Vice-Chairman – Joel Zitofsky, Design & Development Company
Secretary – James Casey, Casey House
Treasurer – Bruce Sickel, Blue Cross of NEPA
Dr. Paul Adams, Wilkes University
Rich Adams, Around Town Bicycles
Charles Barber, The Luzerne Foundation
William Barrett, City of Wilkes-Barre
Greg Barrouk, City of Wilkes-Barre
Robert Bee, WBRE-TV/Nexstar Broadasting
Will Beekman, F.M. Kirby Center for the Performing Arts
Ruth Borland, Esq., Borland & Borland
Rebecca Brominski, Luzerne County Community College
Tony Brooks, Bright Life Travel
Jerome Campbell, Northeastern Pennsylvania Philharmonic
Dr. Charles Davis, Penn State Wilkes-Barre
Donna Farrell, Citizens Bank
Gus Genetti, Genetti Best Western Hotel & Conference Center
Harry Haas, Luzerne County Council
Frank Hoegen, Esq., Hoegen & Associates
Larry Holeva, Wilkes-Barre Citizens Voice
Angel Jirau, Angel Jirau Consulting Company
Bill Jones, United Way of Wyoming Valley
Rabbi Larry Kaplan, Temple Israel
John Maday, Downtown Wilkes-Barre Business Association
John Malta, GUARD Insurance Company
Ken Marquis, Marquis Art & Frame
Joe Matteo, The Frederick Stegmaier Mansion
Jack McNulty, Office of State Representative Eddie Day Pashinski
Robert Morgan, Office of Congressman Matt Cartwright
Robert Neher, Luzerne Bank
Doug Olsson, The Times Leader
Teri Ooms, The Institute for Public Policy & Economic Development
Patricia Parks, Downtown Residents Association
Patrice Persico, King’s College
Alex Rogers, CityVest

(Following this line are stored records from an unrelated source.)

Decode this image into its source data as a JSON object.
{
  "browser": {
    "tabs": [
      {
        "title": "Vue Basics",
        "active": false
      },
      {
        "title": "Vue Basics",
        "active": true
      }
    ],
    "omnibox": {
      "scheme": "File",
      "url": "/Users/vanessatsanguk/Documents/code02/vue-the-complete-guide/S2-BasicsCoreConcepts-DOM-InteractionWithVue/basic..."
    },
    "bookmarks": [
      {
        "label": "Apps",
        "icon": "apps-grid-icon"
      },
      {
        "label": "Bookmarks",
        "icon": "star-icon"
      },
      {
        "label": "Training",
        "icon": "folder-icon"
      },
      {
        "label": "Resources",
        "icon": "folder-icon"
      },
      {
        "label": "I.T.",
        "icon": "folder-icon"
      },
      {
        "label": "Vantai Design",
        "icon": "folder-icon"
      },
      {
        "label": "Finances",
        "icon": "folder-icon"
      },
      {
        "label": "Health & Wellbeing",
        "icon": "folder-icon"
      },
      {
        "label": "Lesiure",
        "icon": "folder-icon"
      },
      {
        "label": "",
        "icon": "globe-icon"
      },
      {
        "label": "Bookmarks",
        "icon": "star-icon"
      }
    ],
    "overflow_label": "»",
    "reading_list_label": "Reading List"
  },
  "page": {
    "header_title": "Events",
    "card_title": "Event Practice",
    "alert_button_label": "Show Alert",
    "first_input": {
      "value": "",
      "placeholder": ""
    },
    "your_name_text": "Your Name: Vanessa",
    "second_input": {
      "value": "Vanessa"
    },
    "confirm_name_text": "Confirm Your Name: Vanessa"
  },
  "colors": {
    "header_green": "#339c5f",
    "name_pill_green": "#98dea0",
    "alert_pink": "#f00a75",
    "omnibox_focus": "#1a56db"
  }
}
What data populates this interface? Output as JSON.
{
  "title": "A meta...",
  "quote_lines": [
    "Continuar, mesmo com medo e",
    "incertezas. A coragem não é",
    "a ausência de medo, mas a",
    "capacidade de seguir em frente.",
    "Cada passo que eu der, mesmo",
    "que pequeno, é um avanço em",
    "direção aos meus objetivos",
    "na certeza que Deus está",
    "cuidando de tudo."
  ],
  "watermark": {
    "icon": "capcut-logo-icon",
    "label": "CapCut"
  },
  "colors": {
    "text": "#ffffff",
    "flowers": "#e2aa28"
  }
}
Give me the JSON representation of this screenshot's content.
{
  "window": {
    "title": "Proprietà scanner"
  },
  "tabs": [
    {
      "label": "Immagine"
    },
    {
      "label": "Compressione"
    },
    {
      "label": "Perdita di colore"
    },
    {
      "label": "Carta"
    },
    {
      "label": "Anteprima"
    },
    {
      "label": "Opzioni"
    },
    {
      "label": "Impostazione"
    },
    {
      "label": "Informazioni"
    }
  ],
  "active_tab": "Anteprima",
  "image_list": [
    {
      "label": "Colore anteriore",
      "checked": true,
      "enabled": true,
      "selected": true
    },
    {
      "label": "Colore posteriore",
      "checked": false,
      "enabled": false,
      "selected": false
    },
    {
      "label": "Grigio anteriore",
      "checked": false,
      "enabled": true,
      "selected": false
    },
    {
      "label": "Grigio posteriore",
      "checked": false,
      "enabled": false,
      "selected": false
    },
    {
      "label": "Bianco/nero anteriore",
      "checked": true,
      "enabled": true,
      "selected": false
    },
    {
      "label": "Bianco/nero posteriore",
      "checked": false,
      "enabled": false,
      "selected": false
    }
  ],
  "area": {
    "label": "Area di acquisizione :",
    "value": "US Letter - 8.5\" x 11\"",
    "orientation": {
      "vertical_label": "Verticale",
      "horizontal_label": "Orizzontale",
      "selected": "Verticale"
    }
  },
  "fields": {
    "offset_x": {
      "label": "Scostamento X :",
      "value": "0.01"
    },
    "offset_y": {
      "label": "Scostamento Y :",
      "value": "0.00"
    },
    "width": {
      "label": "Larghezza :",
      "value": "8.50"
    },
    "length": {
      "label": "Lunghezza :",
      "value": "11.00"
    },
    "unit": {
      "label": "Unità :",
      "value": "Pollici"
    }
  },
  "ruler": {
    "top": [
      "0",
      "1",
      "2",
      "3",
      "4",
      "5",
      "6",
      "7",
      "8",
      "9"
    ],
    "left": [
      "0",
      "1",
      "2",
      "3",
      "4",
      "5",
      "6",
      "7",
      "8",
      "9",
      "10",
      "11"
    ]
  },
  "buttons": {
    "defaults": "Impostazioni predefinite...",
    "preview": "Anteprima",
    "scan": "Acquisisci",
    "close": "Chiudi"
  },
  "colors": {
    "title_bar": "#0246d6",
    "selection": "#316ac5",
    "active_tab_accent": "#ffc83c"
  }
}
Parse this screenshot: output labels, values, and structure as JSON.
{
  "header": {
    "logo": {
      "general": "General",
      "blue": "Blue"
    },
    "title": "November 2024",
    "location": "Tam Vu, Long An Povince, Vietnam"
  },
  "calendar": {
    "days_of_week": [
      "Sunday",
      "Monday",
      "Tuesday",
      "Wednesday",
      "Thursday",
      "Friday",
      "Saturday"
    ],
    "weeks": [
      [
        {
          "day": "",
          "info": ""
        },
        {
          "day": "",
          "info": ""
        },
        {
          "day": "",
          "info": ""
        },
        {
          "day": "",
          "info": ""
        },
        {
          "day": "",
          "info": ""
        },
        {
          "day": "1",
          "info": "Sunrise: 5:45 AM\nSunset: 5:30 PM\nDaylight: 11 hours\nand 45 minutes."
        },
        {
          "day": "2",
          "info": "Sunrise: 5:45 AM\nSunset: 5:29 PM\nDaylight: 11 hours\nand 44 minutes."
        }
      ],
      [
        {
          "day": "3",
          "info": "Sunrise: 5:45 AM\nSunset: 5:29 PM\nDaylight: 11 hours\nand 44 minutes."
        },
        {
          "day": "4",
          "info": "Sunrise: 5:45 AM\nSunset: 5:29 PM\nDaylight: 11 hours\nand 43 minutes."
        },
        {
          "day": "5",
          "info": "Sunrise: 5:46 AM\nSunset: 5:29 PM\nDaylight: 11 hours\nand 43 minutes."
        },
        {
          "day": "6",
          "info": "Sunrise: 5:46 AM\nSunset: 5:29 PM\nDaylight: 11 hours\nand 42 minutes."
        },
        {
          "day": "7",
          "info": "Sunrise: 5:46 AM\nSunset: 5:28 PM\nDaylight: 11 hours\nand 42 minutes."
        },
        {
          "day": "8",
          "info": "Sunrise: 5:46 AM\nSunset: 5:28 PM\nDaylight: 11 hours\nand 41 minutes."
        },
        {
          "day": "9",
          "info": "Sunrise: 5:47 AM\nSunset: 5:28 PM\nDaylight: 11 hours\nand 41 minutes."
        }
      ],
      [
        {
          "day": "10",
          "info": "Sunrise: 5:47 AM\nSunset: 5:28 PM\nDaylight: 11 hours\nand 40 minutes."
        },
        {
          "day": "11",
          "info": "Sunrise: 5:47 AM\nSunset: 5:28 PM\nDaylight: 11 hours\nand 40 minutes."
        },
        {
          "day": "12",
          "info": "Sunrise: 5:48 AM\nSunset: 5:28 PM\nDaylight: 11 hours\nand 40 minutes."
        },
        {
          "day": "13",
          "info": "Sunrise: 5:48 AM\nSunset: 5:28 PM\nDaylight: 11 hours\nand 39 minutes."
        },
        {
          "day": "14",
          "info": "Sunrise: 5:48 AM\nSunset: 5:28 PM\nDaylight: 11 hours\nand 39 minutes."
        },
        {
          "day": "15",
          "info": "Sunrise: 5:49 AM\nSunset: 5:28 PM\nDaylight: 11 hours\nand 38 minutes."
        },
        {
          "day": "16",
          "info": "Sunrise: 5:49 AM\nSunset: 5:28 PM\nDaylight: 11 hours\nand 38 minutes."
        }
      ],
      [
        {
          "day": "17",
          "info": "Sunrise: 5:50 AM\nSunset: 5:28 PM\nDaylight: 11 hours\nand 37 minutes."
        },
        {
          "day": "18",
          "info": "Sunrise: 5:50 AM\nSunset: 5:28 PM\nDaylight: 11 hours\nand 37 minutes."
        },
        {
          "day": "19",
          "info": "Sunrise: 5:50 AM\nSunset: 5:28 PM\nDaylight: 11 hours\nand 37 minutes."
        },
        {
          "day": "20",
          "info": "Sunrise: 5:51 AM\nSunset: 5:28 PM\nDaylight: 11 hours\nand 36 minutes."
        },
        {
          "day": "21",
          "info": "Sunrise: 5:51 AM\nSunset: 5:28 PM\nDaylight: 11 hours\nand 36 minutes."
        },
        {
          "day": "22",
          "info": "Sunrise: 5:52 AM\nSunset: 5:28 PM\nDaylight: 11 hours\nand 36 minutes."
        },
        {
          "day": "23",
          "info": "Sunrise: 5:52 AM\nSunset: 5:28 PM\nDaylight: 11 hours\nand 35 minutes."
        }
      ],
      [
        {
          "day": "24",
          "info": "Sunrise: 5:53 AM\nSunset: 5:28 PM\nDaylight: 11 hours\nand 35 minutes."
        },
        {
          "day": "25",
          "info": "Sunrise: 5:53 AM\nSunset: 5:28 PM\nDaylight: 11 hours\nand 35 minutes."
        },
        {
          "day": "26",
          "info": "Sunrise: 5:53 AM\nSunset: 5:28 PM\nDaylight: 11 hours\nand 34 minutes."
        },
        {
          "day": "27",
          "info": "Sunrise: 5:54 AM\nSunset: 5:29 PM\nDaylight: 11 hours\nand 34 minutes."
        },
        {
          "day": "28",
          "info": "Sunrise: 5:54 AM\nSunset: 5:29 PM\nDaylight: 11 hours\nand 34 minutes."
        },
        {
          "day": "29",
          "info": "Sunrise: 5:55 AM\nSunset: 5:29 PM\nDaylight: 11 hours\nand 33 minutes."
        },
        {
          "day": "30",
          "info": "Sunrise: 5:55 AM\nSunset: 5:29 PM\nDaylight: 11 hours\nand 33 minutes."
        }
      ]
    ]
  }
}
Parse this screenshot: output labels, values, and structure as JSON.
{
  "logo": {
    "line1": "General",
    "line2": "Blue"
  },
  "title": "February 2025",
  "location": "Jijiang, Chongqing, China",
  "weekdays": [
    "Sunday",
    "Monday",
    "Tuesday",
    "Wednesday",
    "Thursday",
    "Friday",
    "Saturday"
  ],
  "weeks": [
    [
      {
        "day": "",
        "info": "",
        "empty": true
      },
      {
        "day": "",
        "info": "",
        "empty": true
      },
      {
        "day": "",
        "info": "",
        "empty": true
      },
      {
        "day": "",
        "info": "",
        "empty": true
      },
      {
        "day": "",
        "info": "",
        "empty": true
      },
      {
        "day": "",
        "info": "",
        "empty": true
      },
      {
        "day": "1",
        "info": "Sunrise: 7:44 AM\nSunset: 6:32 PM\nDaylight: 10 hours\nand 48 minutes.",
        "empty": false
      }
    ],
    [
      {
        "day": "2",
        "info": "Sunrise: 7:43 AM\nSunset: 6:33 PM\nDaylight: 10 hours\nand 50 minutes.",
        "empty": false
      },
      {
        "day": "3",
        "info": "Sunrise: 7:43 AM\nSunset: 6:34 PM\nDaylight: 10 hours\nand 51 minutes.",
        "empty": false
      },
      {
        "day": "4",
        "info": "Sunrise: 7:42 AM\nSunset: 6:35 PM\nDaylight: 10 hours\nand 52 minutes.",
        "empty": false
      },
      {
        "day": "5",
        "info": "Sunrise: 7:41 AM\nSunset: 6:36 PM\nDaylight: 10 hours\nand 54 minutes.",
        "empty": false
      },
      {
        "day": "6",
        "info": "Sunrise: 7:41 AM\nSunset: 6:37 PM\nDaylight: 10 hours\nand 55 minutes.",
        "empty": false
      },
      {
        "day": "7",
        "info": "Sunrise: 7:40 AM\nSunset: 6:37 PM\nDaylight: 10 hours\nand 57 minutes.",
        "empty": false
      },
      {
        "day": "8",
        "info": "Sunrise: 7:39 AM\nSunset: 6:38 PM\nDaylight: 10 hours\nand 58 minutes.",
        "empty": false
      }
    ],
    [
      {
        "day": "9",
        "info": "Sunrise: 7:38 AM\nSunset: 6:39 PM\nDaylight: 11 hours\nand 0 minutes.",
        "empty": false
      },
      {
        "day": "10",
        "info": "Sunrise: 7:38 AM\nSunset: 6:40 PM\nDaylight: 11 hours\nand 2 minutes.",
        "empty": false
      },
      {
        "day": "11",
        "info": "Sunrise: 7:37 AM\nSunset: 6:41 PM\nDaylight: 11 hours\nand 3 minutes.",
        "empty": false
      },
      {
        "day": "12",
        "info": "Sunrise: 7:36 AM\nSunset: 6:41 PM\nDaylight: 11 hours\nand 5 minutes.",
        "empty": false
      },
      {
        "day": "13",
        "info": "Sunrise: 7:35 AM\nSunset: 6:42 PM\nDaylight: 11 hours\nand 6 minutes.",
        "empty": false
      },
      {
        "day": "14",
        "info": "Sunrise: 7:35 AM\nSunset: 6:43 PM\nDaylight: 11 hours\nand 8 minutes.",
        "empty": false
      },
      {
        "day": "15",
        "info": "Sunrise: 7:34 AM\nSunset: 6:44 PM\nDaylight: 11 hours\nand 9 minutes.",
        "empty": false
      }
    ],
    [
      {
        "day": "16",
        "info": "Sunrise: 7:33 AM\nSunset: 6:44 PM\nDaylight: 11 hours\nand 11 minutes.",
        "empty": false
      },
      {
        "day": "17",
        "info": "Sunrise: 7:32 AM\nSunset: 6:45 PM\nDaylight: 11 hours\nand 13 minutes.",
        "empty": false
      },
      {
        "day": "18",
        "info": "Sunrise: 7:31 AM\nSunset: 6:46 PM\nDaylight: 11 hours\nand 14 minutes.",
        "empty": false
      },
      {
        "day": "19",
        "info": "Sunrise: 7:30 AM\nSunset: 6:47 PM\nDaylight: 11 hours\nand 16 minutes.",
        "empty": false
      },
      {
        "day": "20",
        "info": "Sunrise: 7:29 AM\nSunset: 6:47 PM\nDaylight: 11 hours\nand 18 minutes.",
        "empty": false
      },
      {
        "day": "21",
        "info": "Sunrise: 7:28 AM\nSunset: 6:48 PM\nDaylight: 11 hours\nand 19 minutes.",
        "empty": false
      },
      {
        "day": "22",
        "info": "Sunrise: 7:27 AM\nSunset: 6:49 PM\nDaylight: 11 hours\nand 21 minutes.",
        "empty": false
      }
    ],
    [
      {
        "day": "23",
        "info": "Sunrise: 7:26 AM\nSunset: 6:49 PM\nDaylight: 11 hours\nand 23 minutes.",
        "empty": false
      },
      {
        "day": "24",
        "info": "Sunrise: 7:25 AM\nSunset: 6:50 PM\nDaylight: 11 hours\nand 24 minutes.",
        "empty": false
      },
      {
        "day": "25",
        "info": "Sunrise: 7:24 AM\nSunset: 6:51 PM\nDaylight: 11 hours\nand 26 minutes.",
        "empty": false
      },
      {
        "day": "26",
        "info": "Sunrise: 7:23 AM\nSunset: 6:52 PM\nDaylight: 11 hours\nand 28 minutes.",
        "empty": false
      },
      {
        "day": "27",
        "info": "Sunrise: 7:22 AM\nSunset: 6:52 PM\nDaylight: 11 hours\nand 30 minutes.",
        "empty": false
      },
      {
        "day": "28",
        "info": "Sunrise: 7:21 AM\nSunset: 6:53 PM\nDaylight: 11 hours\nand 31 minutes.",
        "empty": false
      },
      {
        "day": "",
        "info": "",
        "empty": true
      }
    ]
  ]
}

Conrad Schintz, Geisinger Health Systems
Chris Sheperis, Office of Pennsylvania State Senator John T. Yudichak
Wico Van Genderen, Greater Wilkes-Barre Chamber of Business & Industry
Lawrence M. Newman, Executive Director
– – –
Please direct questions or comments to:
Larry Newman, Executive Director
Diamond City Partnership
4 Public Square
Wilkes-Barre, PA 18701